IBR is not an option because I’m not sure if I want to do PI for 10 years and I don’t want to get locked into having my total debt increase each years since my payments wouldn’t even be covering my interest. Furthermore, LRAP at my school is a better plan than IBR, so even if I go PI, I would be better off just utilizing LRAP (but it doesn’t cover the clerkship year). (But if I start IBR PI and switch tracks after the first year, I don’t think the school is going to cover that additional increase in total debt since my payments wouldn’t cover the interest the first year and that debt would be put into the principal).
And I’m definitely not okay with the idea of repaying my student loans in my 50s with the 25 year plan. I just want to be debt free as soon as possible. It’s a burden that I would rather not have. Who even knows, I may not even like being a lawyer. The idea of repaying my loans for what seems like the rest of my life right now just doesn’t sound like a good plan to me right now.
AreJay711 wrote:I didn't read the whole thread but you cannot live as a lawyer in DC with 15K. Move that shit to 30 year repayment and put any extra money you have toward the loan.
See my last quote.
bk1 wrote:$60k/year in DC is fine enough for a fresh grad. The problem is that you took out $200,000 in loans and are trying to pay it back in 10 years. This is pretty much the reason why you take a large scholarship over more debt because at most places you have a very small chance of making over $60k.
The problem is that I am in the class of 2011, and the numbers presented from class of 2007 (which were all that were available when I started law school), highly suggested that the most likely outcome was making $160k /year (I think something like 50% of the entire class made it into firms over 500 attorneys), and that the worst case scenario was going to a 50+ attorney law firm (and even those firms in major cities pay between $80-120K /year). There was seriously less than 3% of the class of 2007 that went into firms under 50 attorneys, and presumably at that point it was self selection. Just how bad the legal economy got was seriously unpredictable. I recall reading a WSJ article that said this is the worse slump for recent grad legal hiring in the past 50 years. I mean predicting what was going to happen is like not buying a Honda today because you are afraid that your Honda engine is going to blow up tomorrow (one of the most reliable motors), and that Honda is going to go out of business a few days later. It’s just unforeseeable.

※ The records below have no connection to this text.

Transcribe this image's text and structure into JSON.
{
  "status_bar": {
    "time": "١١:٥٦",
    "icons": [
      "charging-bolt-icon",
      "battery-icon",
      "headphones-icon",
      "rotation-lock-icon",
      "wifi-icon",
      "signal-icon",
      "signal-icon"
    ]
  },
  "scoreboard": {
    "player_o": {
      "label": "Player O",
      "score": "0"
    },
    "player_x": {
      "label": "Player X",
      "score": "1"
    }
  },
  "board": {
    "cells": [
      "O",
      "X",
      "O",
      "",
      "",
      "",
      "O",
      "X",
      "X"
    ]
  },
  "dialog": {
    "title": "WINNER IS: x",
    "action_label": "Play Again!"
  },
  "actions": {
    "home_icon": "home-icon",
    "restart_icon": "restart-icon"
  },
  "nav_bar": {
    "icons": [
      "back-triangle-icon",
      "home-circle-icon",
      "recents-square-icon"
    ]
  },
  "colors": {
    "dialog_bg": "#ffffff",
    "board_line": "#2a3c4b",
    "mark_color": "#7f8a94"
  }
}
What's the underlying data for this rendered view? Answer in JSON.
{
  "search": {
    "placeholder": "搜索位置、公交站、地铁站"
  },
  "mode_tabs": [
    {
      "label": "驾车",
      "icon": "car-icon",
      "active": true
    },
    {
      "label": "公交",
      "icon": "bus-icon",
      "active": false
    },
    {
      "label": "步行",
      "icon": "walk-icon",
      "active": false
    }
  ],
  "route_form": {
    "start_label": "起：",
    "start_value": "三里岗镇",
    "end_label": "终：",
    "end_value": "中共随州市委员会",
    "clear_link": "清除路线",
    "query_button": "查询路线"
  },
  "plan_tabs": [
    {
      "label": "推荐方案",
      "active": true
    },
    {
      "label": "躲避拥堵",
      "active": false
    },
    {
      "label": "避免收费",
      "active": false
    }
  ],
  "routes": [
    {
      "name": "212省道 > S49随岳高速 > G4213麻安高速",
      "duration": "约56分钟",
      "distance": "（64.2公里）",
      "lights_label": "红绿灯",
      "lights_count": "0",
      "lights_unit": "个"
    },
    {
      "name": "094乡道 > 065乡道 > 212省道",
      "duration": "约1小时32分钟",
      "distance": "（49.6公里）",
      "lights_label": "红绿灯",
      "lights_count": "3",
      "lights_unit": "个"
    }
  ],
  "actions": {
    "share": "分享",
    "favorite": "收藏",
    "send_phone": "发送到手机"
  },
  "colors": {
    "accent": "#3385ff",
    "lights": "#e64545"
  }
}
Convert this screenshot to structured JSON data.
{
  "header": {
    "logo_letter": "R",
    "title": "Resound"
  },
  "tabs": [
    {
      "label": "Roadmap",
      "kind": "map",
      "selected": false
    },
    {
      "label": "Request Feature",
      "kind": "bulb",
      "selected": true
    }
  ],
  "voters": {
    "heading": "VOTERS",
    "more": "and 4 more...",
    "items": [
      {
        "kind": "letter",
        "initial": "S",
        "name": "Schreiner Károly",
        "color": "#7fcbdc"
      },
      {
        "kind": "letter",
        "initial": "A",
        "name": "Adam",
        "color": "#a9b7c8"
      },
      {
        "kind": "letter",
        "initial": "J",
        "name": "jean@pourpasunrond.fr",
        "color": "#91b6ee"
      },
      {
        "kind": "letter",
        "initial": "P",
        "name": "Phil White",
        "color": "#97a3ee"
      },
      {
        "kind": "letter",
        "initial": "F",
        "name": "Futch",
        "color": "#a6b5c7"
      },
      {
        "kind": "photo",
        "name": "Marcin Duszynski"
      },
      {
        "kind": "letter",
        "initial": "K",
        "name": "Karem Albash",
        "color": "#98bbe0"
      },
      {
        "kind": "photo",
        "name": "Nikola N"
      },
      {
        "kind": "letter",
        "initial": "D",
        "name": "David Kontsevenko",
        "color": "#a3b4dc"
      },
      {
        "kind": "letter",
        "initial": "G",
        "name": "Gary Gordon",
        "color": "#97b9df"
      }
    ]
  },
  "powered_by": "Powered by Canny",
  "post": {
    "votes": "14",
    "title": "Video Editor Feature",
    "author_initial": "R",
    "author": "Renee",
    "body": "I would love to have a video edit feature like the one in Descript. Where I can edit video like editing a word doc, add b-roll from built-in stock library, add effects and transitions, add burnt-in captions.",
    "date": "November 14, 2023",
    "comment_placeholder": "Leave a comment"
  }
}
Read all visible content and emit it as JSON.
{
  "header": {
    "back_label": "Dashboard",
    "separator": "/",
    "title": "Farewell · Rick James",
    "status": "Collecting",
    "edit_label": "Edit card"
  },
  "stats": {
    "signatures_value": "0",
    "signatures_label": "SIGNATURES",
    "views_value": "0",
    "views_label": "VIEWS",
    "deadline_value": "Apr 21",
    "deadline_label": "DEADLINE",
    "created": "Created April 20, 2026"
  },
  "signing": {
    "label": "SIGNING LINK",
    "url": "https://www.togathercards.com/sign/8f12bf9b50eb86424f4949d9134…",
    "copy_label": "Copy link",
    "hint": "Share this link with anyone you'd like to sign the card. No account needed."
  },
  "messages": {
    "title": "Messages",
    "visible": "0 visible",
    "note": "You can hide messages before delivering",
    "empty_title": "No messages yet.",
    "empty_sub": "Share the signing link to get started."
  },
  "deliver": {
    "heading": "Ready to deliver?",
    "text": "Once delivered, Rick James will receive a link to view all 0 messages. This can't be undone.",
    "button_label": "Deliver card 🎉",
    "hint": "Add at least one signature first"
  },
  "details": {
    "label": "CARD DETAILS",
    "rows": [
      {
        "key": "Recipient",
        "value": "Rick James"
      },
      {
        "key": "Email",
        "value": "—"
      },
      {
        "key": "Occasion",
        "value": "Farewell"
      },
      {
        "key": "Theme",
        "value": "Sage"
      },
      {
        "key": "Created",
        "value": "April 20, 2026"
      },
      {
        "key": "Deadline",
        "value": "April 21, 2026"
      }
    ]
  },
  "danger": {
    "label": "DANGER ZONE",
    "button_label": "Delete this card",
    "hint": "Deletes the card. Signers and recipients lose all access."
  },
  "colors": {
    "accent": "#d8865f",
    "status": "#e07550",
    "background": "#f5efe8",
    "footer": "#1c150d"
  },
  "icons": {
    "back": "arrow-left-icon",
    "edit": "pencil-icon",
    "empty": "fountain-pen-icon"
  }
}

bk1 wrote:You knew how your school's LRAP worked before you started school, it's not like they hid this info from you. It's not their fault that you chose a school with an LRAP that doesn't cover your current job (whatever job that may be).
I thought most school’s LRAP didn’t cover clerkships? I did know this, but I had also thought I would have had a job lined up after graduation where it wouldn’t be an issue (see my last response to you). I didn’t even know what clerking was when I came to law school. Definitely didn’t know that I wanted to do one (to be honest, if things were better I would have just gotten a job at a firm in Chicago or LA and did that a couple year to wipe out my loans and then I would have gone to clerk to use it to help me transition my career into something less lame).
General question for people who said ditch both cars- how do you guys go about grocery shopping? That seems to be the one thing I can see myself needing a car for (seems like it would be burdensome to try and get a lot of groceries from the grocery store to your apartment, unless you have somebody who’s going to go shopping with you who has a car, which I’m not sure yet that I will.
Thanks for all the replies guys.